The truth is too: when a person eats crap, she feels like crap. And that’s the best motivator for having healthful eating habits. Food choices go hand-in-hand with fitness choices.

We need to treat our bodies with love. We need to love our bodies as workhorses that can help us accomplish our life goals.

I’ll end here by echoing that it’s absolutely true a woman doesn’t have to be bone-thin.

Be proud of your curves. Be proud of your muscles. Use food as fuel.

Weight Loss Magic

From the time I was 23 until I turned 29 I was 20 lb. overweight.

It took me six years to lose 20 lb. and then in my early forties I gained 10 lb. back.

The earlier you start to train, the quicker you’ll see improvements in your life.

I did step aerobics and pounding the treadmill in my twenties. I did Zumba in my early forties.

You can lose weight and keep it off when you set weekly, 3-week and 3-month goals. At the end of the year you can assess where you’re at and if you need to change what you do.

I committed to changing one behavior at a time. First, I started drinking skim milk instead of regular milk. Then I ate chicken without the skin. Next, I stopped eating meat.

To this day I don’t eat beef, lamb, veal or pork. AT ALL. I rarely eat chicken and turkey. I mostly eat seafood and vegetables and pasta. During Greenmarket season June through November I buy and cook fresh seasonal organic produce.

I say: start to strength train earlier in your life. At 40, a woman needs to reduce what she eats and strength train to keep off the weight.

I started to lift when I was 45 going into 46. I was able to shape my self: “Make Yourself” as the Nike advertisement proclaims.
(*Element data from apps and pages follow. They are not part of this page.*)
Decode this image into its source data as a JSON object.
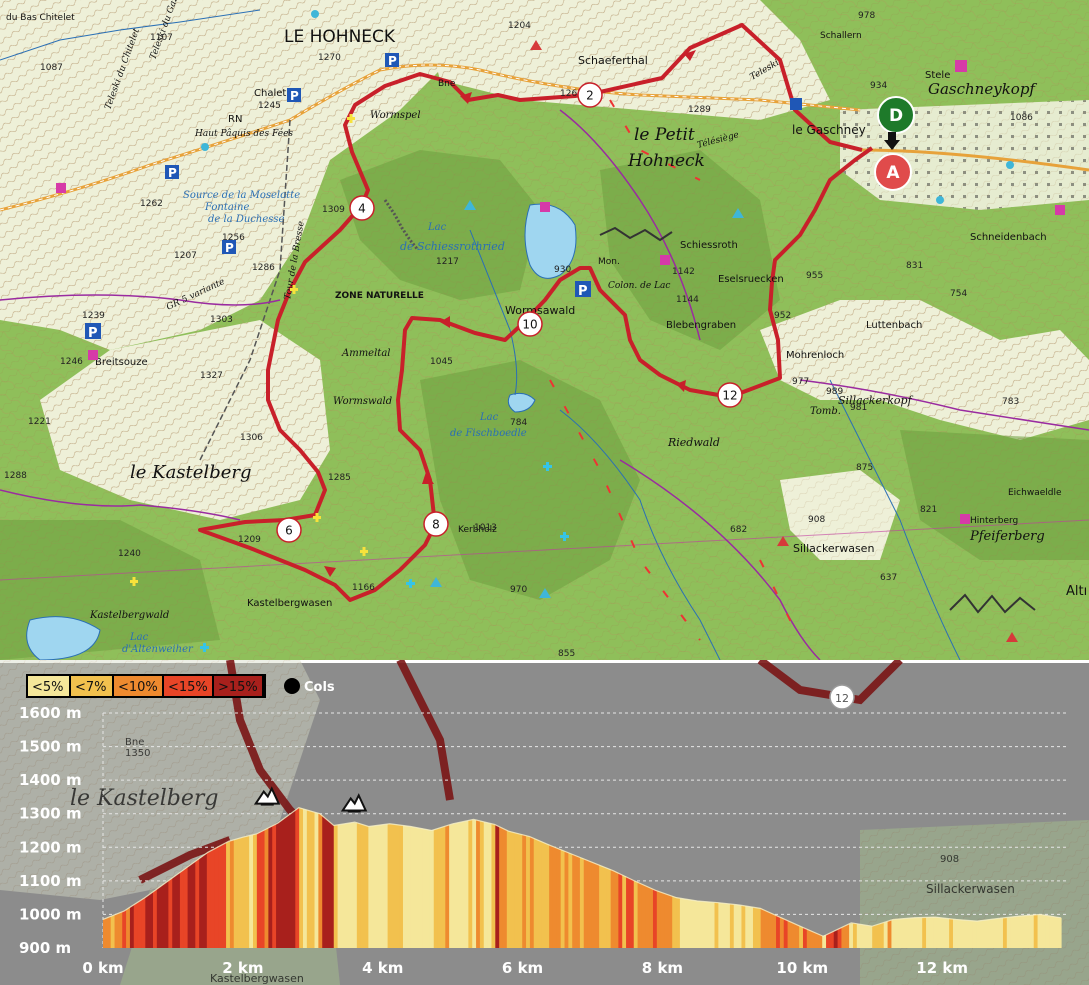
{
  "map": {
    "labels": [
      {
        "text": "LE HOHNECK",
        "cls": "ml",
        "size": 17
      },
      {
        "text": "Schaeferthal",
        "cls": "ml",
        "size": 11
      },
      {
        "text": "le Petit",
        "cls": "ml-it",
        "size": 17
      },
      {
        "text": "Hohneck",
        "cls": "ml-it",
        "size": 17
      },
      {
        "text": "le Gaschney",
        "cls": "ml",
        "size": 12
      },
      {
        "text": "Gaschneykopf",
        "cls": "ml-it",
        "size": 15
      },
      {
        "text": "Chalet",
        "cls": "ml",
        "size": 10
      },
      {
        "text": "Haut Pâquis des Fées",
        "cls": "ml-it",
        "size": 9
      },
      {
        "text": "Source de la Moselotte",
        "cls": "ml-blue",
        "size": 10
      },
      {
        "text": "Fontaine",
        "cls": "ml-blue",
        "size": 10
      },
      {
        "text": "de la Duchesse",
        "cls": "ml-blue",
        "size": 10
      },
      {
        "text": "Lac",
        "cls": "ml-blue",
        "size": 10
      },
      {
        "text": "de Schiessrothried",
        "cls": "ml-blue",
        "size": 11
      },
      {
        "text": "ZONE NATURELLE",
        "cls": "ml-bold",
        "size": 9
      },
      {
        "text": "Wormsawald",
        "cls": "ml",
        "size": 11
      },
      {
        "text": "Schiessroth",
        "cls": "ml",
        "size": 10
      },
      {
        "text": "Eselsruecken",
        "cls": "ml",
        "size": 10
      },
      {
        "text": "Blebengraben",
        "cls": "ml",
        "size": 10
      },
      {
        "text": "Mohrenloch",
        "cls": "ml",
        "size": 10
      },
      {
        "text": "Luttenbach",
        "cls": "ml",
        "size": 10
      },
      {
        "text": "Schneidenbach",
        "cls": "ml",
        "size": 10
      },
      {
        "text": "Sillackerkopf",
        "cls": "ml-it",
        "size": 11
      },
      {
        "text": "Riedwald",
        "cls": "ml-it",
        "size": 11
      },
      {
        "text": "Lac",
        "cls": "ml-blue",
        "size": 10
      },
      {
        "text": "de Fischboedle",
        "cls": "ml-blue",
        "size": 10
      },
      {
        "text": "Wormswald",
        "cls": "ml-it",
        "size": 10
      },
      {
        "text": "Ammeltal",
        "cls": "ml-it",
        "size": 10
      },
      {
        "text": "le Kastelberg",
        "cls": "ml-it",
        "size": 18
      },
      {
        "text": "Breitsouze",
        "cls": "ml",
        "size": 10
      },
      {
        "text": "Kastelbergwasen",
        "cls": "ml",
        "size": 10
      },
      {
        "text": "Kastelbergwald",
        "cls": "ml-it",
        "size": 10
      },
      {
        "text": "Lac",
        "cls": "ml-blue",
        "size": 10
      },
      {
        "text": "d'Altenweiher",
        "cls": "ml-blue",
        "size": 10
      },
      {
        "text": "Sillackerwasen",
        "cls": "ml",
        "size": 11
      },
      {
        "text": "Pfeiferberg",
        "cls": "ml-it",
        "size": 13
      },
      {
        "text": "Hinterberg",
        "cls": "ml",
        "size": 9
      },
      {
        "text": "Eichwaeldle",
        "cls": "ml",
        "size": 9
      },
      {
        "text": "Tomb.",
        "cls": "ml-it",
        "size": 10
      },
      {
        "text": "Stele",
        "cls": "ml",
        "size": 10
      },
      {
        "text": "Schallern",
        "cls": "ml",
        "size": 9
      },
      {
        "text": "du Bas Chitelet",
        "cls": "ml",
        "size": 9
      },
      {
        "text": "Teleski du Chitelet",
        "cls": "ml-it",
        "size": 9
      },
      {
        "text": "Teleski du Gazon",
        "cls": "ml-it",
        "size": 9
      },
      {
        "text": "Teleski",
        "cls": "ml-it",
        "size": 9
      },
      {
        "text": "Télésiège",
        "cls": "ml-it",
        "size": 9
      },
      {
        "text": "Wormspel",
        "cls": "ml-it",
        "size": 10
      },
      {
        "text": "Mon.",
        "cls": "ml",
        "size": 9
      },
      {
        "text": "Colon. de Lac",
        "cls": "ml-it",
        "size": 9
      },
      {
        "text": "Kerbholz",
        "cls": "ml",
        "size": 9
      },
      {
        "text": "GR 5 variante",
        "cls": "ml-it",
        "size": 9
      },
      {
        "text": "Tour de la Bresse",
        "cls": "ml-it",
        "size": 9
      },
      {
        "text": "Bne",
        "cls": "ml",
        "size": 9
      },
      {
        "text": "RN",
        "cls": "ml",
        "size": 10
      },
      {
        "text": "Altı",
        "cls": "ml",
        "size": 13
      }
    ],
    "elevations": [
      "1087",
      "1107",
      "1204",
      "978",
      "1289",
      "1263",
      "1309",
      "1256",
      "1207",
      "1262",
      "1286",
      "1217",
      "930",
      "1142",
      "1144",
      "955",
      "952",
      "977",
      "989",
      "981",
      "754",
      "783",
      "875",
      "908",
      "821",
      "637",
      "682",
      "784",
      "1045",
      "1327",
      "1303",
      "1239",
      "1246",
      "1221",
      "1306",
      "1285",
      "1209",
      "1240",
      "1166",
      "970",
      "855",
      "831",
      "1013",
      "1086",
      "934",
      "1245",
      "1270",
      "1288"
    ],
    "waypoints": [
      "2",
      "4",
      "6",
      "8",
      "10",
      "12"
    ],
    "start_label": "D",
    "end_label": "A"
  },
  "chart_data": {
    "type": "area",
    "title": "",
    "xlabel": "",
    "ylabel": "",
    "xlim": [
      0,
      13.8
    ],
    "ylim": [
      900,
      1600
    ],
    "x_ticks": [
      0,
      2,
      4,
      6,
      8,
      10,
      12
    ],
    "x_tick_labels": [
      "0 km",
      "2 km",
      "4 km",
      "6 km",
      "8 km",
      "10 km",
      "12 km"
    ],
    "y_ticks": [
      900,
      1000,
      1100,
      1200,
      1300,
      1400,
      1500,
      1600
    ],
    "y_tick_labels": [
      "900 m",
      "1000 m",
      "1100 m",
      "1200 m",
      "1300 m",
      "1400 m",
      "1500 m",
      "1600 m"
    ],
    "grid": true,
    "x": [
      0,
      0.3,
      0.6,
      0.9,
      1.2,
      1.5,
      1.8,
      2.0,
      2.2,
      2.5,
      2.8,
      3.1,
      3.3,
      3.6,
      3.8,
      4.1,
      4.4,
      4.7,
      5.0,
      5.3,
      5.6,
      5.8,
      6.1,
      6.4,
      6.7,
      7.0,
      7.3,
      7.6,
      7.9,
      8.2,
      8.5,
      8.8,
      9.1,
      9.4,
      9.7,
      10.0,
      10.3,
      10.5,
      10.7,
      11.0,
      11.3,
      11.6,
      11.9,
      12.2,
      12.5,
      12.8,
      13.1,
      13.4,
      13.7
    ],
    "elevation": [
      985,
      1010,
      1050,
      1095,
      1140,
      1185,
      1218,
      1230,
      1240,
      1272,
      1318,
      1300,
      1265,
      1275,
      1262,
      1270,
      1262,
      1250,
      1270,
      1283,
      1268,
      1248,
      1232,
      1205,
      1180,
      1155,
      1130,
      1100,
      1072,
      1050,
      1040,
      1035,
      1028,
      1018,
      990,
      962,
      935,
      955,
      975,
      965,
      985,
      990,
      992,
      985,
      980,
      988,
      995,
      1000,
      990
    ],
    "legend": {
      "placement": "top-left",
      "items": [
        {
          "label": "<5%",
          "color": "#f5e79a"
        },
        {
          "label": "<7%",
          "color": "#f2c14e"
        },
        {
          "label": "<10%",
          "color": "#ee8a2f"
        },
        {
          "label": "<15%",
          "color": "#e84527"
        },
        {
          "label": ">15%",
          "color": "#a8201c"
        }
      ],
      "cols_label": "Cols"
    },
    "passes": [
      3.2,
      3.8
    ],
    "slope_colors": [
      "#f5e79a",
      "#f2c14e",
      "#ee8a2f",
      "#e84527",
      "#a8201c"
    ]
  },
  "colors": {
    "route": "#c8202a",
    "forest": "#8fbf5a",
    "open": "#eef0d8",
    "chart_bg": "#8c8c8c"
  }
}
It would tick me off to think most people think healthful food doesn’t taste good. I don’t think meat tastes good. I don’t think processed food tastes good either.
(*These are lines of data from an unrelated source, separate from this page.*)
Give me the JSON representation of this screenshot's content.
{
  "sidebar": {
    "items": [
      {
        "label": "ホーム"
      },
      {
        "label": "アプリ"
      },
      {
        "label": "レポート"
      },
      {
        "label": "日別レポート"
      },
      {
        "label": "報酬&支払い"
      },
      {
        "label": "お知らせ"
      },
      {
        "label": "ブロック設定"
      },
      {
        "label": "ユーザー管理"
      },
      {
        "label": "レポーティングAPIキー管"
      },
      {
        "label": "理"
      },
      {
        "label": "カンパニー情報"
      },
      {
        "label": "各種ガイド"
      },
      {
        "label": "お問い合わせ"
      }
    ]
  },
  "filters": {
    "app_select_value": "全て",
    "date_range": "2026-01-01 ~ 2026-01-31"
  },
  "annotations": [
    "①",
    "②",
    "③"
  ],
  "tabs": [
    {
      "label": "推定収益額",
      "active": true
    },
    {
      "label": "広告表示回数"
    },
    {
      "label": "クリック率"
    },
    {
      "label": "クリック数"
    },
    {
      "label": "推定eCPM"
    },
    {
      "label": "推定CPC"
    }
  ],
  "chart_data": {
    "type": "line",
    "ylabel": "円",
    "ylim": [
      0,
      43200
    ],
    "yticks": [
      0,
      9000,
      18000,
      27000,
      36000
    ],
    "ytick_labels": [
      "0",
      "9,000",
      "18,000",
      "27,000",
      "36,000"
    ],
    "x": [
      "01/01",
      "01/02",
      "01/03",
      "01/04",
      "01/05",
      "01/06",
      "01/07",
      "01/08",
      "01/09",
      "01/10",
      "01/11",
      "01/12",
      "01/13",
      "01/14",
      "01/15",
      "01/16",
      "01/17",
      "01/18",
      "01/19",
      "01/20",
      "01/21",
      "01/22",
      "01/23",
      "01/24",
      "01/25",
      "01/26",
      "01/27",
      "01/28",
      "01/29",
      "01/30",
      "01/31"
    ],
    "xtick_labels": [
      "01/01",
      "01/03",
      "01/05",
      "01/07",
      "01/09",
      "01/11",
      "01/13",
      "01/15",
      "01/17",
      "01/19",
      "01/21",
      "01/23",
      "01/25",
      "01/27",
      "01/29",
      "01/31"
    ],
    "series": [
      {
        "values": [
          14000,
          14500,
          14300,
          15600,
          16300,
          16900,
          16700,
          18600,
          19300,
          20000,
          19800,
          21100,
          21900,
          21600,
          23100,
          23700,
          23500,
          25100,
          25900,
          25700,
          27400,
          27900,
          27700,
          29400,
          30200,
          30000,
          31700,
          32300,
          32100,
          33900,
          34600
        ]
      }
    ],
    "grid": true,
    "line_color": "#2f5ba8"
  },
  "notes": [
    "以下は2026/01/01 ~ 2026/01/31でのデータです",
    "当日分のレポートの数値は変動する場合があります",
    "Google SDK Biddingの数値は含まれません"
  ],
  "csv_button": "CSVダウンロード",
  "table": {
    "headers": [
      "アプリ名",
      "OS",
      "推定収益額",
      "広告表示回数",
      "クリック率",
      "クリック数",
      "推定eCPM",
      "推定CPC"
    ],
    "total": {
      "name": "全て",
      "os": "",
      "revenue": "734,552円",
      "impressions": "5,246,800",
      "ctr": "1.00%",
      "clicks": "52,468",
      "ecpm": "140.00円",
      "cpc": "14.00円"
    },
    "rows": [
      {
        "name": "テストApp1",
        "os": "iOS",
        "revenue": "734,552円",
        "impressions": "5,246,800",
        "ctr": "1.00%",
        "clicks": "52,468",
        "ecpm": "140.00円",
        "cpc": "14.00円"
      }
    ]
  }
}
I haven’t had a hot dog since 1992. I read the ingredients label of a hot dog package and found out it’s 100 calories and 90 fat calories. You do the math: does this sound healthy?

I haven’t had a soda since 1987. As kids, we used to drink C&C cola. Remember that? It was cheaper than Coke or Pepsi.

My philosophy of life is rooted in science and kindness as the twin engines of healing.

You can heal your life. You can have a fit body and a strong mind. It involves being kind to yourself and others. I’m not a fan of any kind of “garbage in, garbage out” lifestyle.

What you eat impacts how you feel. I submit that eating healthful foods can bring a smile to your face.

Cooking well is an act of kindness. Sharing a meal is one of the enduring joys in life.

People who take atypicals have lost 20, 30, 50 lb. and kept it off. I will try to interview one of them to share his secrets for weight loss too.

I’ll end here by stating that weight loss isn’t quick and it isn’t easy.

The rewards are lasting.